Page and application data records:
::::::::::

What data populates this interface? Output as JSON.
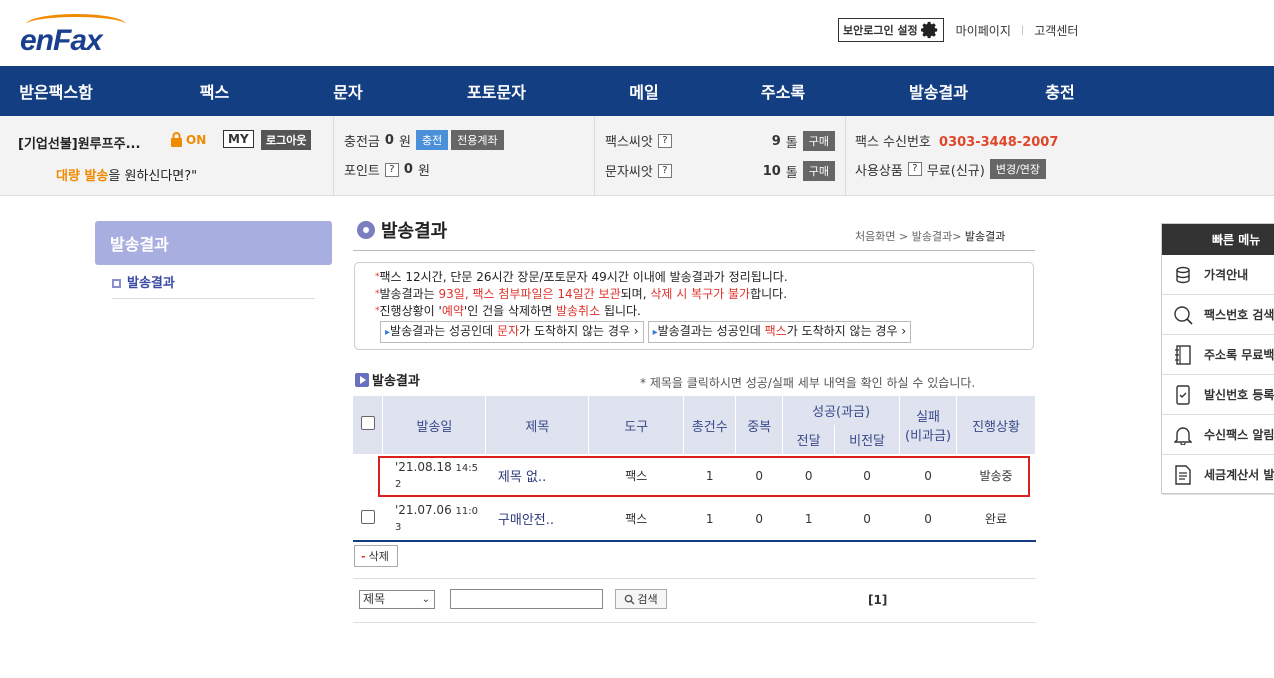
{
  "header": {
    "logo_text": "enFax",
    "secure_login_label": "보안로그인 설정",
    "mypage_label": "마이페이지",
    "support_label": "고객센터"
  },
  "nav": [
    "받은팩스함",
    "팩스",
    "문자",
    "포토문자",
    "메일",
    "주소록",
    "발송결과",
    "충전"
  ],
  "info": {
    "company": "[기업선불]원루프주...",
    "lock_status": "ON",
    "my_label": "MY",
    "logout_label": "로그아웃",
    "promo_highlight": "대량 발송",
    "promo_rest": "을 원하신다면?\"",
    "charge_label": "충전금",
    "charge_value": "0",
    "won": "원",
    "charge_button": "충전",
    "account_button": "전용계좌",
    "point_label": "포인트",
    "point_value": "0",
    "fax_seed_label": "팩스씨앗",
    "fax_seed_value": "9",
    "sms_seed_label": "문자씨앗",
    "sms_seed_value": "10",
    "seed_unit": "톨",
    "buy_button": "구매",
    "fax_number_label": "팩스 수신번호",
    "fax_number": "0303-3448-2007",
    "product_label": "사용상품",
    "product_value": "무료(신규)",
    "change_button": "변경/연장",
    "qmark": "?"
  },
  "sidebar": {
    "title": "발송결과",
    "item": "발송결과"
  },
  "main": {
    "title": "발송결과",
    "breadcrumb_home": "처음화면",
    "breadcrumb_mid": "발송결과",
    "breadcrumb_current": "발송결과",
    "notice": {
      "line1": "팩스 12시간, 단문 26시간 장문/포토문자 49시간 이내에 발송결과가 정리됩니다.",
      "line2_a": "발송결과는 ",
      "line2_b": "93일, 팩스 첨부파일은 14일간 보관",
      "line2_c": "되며, ",
      "line2_d": "삭제 시 복구가 불가",
      "line2_e": "합니다.",
      "line3_a": "진행상황이 '",
      "line3_b": "예약",
      "line3_c": "'인 건을 삭제하면 ",
      "line3_d": "발송취소",
      "line3_e": " 됩니다.",
      "btn1_a": "발송결과는 성공인데 ",
      "btn1_b": "문자",
      "btn1_c": "가 도착하지 않는 경우",
      "btn2_a": "발송결과는 성공인데 ",
      "btn2_b": "팩스",
      "btn2_c": "가 도착하지 않는 경우"
    },
    "section_title": "발송결과",
    "hint": "* 제목을 클릭하시면 성공/실패 세부 내역을 확인 하실 수 있습니다.",
    "columns": {
      "date": "발송일",
      "subject": "제목",
      "tool": "도구",
      "total": "총건수",
      "dup": "중복",
      "success": "성공(과금)",
      "delivered": "전달",
      "undelivered": "비전달",
      "fail": "실패",
      "fail_sub": "(비과금)",
      "status": "진행상황"
    },
    "rows": [
      {
        "date": "'21.08.18",
        "time_a": "14:5",
        "time_b": "2",
        "subject": "제목 없..",
        "tool": "팩스",
        "total": "1",
        "dup": "0",
        "delivered": "0",
        "undelivered": "0",
        "fail": "0",
        "status": "발송중"
      },
      {
        "date": "'21.07.06",
        "time_a": "11:0",
        "time_b": "3",
        "subject": "구매안전..",
        "tool": "팩스",
        "total": "1",
        "dup": "0",
        "delivered": "1",
        "undelivered": "0",
        "fail": "0",
        "status": "완료"
      }
    ],
    "delete_button": "삭제",
    "search_select": "제목",
    "search_button": "검색",
    "pagination": "[1]"
  },
  "quick_menu": {
    "title": "빠른 메뉴",
    "items": [
      "가격안내",
      "팩스번호 검색",
      "주소록 무료백업",
      "발신번호 등록",
      "수신팩스 알림",
      "세금계산서 발행"
    ]
  }
}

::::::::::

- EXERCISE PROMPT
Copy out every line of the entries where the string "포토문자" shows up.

- OUTPUT BELOW
    "포토문자",
      "line1": "팩스 12시간, 단문 26시간 장문/포토문자 49시간 이내에 발송결과가 정리됩니다.",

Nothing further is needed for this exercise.